Having just come back from Budapest earlier this week I really wanted to relax and get stuff done at home this weekend but I hated the idea of letting those passes go to waste so off to Rotterdam we went.  It was raining and chilly and really just not a nice day to walk around a city.  In fact, I didn't stay very long. Less time than the round trip train.  But, I had some yummy Indonesian lunch and part of me is happy that the passes didn't go to waste.  The part of me that has 2 loads of laundry that aren't put away and some other chores that aren't done didn't appreciate the trip so much but sometimes you just have to go *somewhere!*

07 July 2012

Please and Thank You

Whenever I travel to a new place I try to learn a few key words (assuming I don't know the language...which happens more often than not): please, thank you, hello, goodbye, yes, no, without onions...  These are usually easy enough to manage.  Until I went to Budapest.

Magyar (Hungarian) does not resemble any other language I've ever learned.  Most of the time I can usually decipher some words based on my knowledge of other languages.  Not this time. The most closely related languages are Mansi and Khanty of western Siberia.  Silly me for never having learned those! The only word that was at all familiar was Hello...which means goodbye. The Magyar alphabet has 39 letters; 14 of which are vowels.  Nouns can have up to 18 cases (this number varies from different sources as you'll see below).  Having learned English in an American public school, I have no idea what a noun case is or how many there are in English!  Word order in sentences is free.  So you can say, "I'm eating an apple," or, "I'm an apple eating," or, "An apple I am eating," or "Eating an apple I am..." you get the point.  According to our walking-tour guide, Yoda's lines in Star Wars were translated from English to Magyar and then back to English resulting in the odd word order.

Consequently, learning even a few key words proved difficult.  I got please and thank you and that's where it ended. I got confused every time I went to leave a place and someone said, "Hello!"  Still, it was always nice to see a shop owner's or waiter's face break into a smile after saying, "köszönöm (thank you);" and that's the real reason for doing it.  Especially after you just gave them a dumb-founded blank stare when they told you the price, usually resulting in them showing you the number on the register. Even words that are usually really easy to pick up while traveling like, "Egészségédre! (Cheers!)," (heard any time you go to a pub or bar) look impossible in Magyar. Thankfully, many Hungarians speak English...at least in Budapest.  But when they didn't there was absolutely no chance I was going to understand anything they were saying!

A quick Google search for difficult languages has Hungarian at #4:
4) Hungarian: First of all, Hungarian has 35 cases or noun forms.

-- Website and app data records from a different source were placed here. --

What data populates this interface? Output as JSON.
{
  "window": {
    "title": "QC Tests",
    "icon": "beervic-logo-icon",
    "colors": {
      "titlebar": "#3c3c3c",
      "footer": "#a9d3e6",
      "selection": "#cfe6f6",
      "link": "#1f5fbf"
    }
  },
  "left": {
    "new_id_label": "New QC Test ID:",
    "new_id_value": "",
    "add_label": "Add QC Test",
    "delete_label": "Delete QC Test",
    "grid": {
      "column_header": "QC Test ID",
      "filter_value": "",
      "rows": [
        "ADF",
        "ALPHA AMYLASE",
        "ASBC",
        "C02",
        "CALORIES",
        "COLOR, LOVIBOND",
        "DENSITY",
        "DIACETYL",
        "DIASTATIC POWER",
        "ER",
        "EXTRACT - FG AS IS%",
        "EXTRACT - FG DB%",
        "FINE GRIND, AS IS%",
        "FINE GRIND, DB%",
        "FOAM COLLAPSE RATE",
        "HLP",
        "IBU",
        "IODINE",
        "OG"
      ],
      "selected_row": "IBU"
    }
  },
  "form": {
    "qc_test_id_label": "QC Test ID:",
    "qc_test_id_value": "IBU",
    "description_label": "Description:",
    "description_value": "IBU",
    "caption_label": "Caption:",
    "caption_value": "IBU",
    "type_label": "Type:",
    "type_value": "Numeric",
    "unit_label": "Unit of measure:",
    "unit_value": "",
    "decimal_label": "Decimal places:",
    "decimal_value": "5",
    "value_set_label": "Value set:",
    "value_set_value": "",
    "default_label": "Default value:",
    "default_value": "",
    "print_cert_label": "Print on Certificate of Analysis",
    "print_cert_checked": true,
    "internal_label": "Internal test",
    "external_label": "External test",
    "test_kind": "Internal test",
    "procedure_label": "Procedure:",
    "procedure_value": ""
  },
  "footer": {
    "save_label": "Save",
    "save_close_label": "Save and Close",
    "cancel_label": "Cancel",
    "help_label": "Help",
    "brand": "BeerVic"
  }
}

That fact alone makes it a candidate in this list. Hungarian is full of very expressive, idiomatic words, and suffixes. The high amount of vowels and their deep-in-the throat sound makes it very hard to speak as well. It takes more effort to learn it and maintain what you learned then most other languages.
Other lists had it at #2 or #9.  Of course, it depends on what your native language is and your overall language-learning ability.   Despite it being the most widely spoken non-Indo-European language in Europe, I don't see myself making a study of it!

06 July 2012

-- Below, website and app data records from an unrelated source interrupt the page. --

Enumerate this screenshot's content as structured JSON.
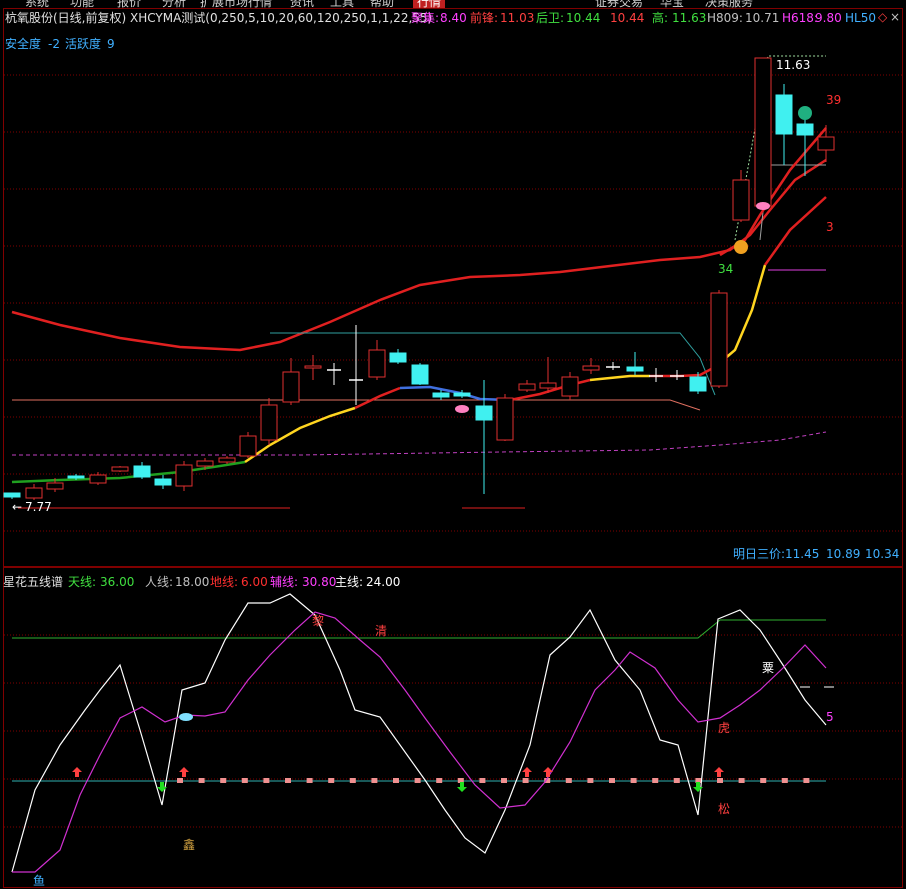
{
  "menu": [
    "系统",
    "功能",
    "报价",
    "分析",
    "扩展市场行情",
    "资讯",
    "工具",
    "帮助",
    "行情",
    "证券交易",
    "华宝",
    "决策服务"
  ],
  "main": {
    "title": "杭氧股份(日线,前复权) XHCYMA测试(0,250,5,10,20,60,120,250,1,1,22,55)",
    "juji_label": "聚集:",
    "juji_value": "8.40",
    "qianfeng_label": "前锋:",
    "qianfeng_value": "11.03",
    "houwei_label": "后卫:",
    "houwei_value": "10.44",
    "extra_value": "10.44",
    "high_label": "高:",
    "high_value": "11.63",
    "h809_label": "H809:",
    "h809_value": "10.71",
    "h618_label": "H618:",
    "h618_value": "9.80",
    "hl_label": "HL50",
    "safety_label": "安全度",
    "safety_value": "-2",
    "activity_label": "活跃度",
    "activity_value": "9",
    "price_high": "11.63",
    "price_low": "7.77",
    "label_39": "39",
    "label_3": "3",
    "label_34": "34",
    "tomorrow_label": "明日三价:",
    "tomorrow_v1": "11.45",
    "tomorrow_v2": "10.89",
    "tomorrow_v3": "10.34"
  },
  "sub": {
    "title": "星花五线谱",
    "tian_label": "天线:",
    "tian_value": "36.00",
    "ren_label": "人线:",
    "ren_value": "18.00",
    "di_label": "地线:",
    "di_value": "6.00",
    "fu_label": "辅线:",
    "fu_value": "30.80",
    "zhu_label": "主线:",
    "zhu_value": "24.00",
    "mk_li": "黎",
    "mk_qing": "清",
    "mk_su": "粟",
    "mk_xin": "鑫",
    "mk_yu": "鱼",
    "mk_hu": "虎",
    "mk_song": "松",
    "mk_5": "5"
  },
  "colors": {
    "red": "#e0201e",
    "yellow": "#ffd520",
    "green": "#20a020",
    "cyan": "#40f0f0",
    "magenta": "#e040e0",
    "grid": "#800000",
    "white": "#ffffff"
  }
}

Spain vs. Italy

Despite this adorableness:

The Netherlands lost all 3 first-round games and were eliminated in humiliating fashion (the coach was either fired or resigned...either way, he's out).  In the end, Spain played Italy for the Uefa Cup with Spain coming out the victor.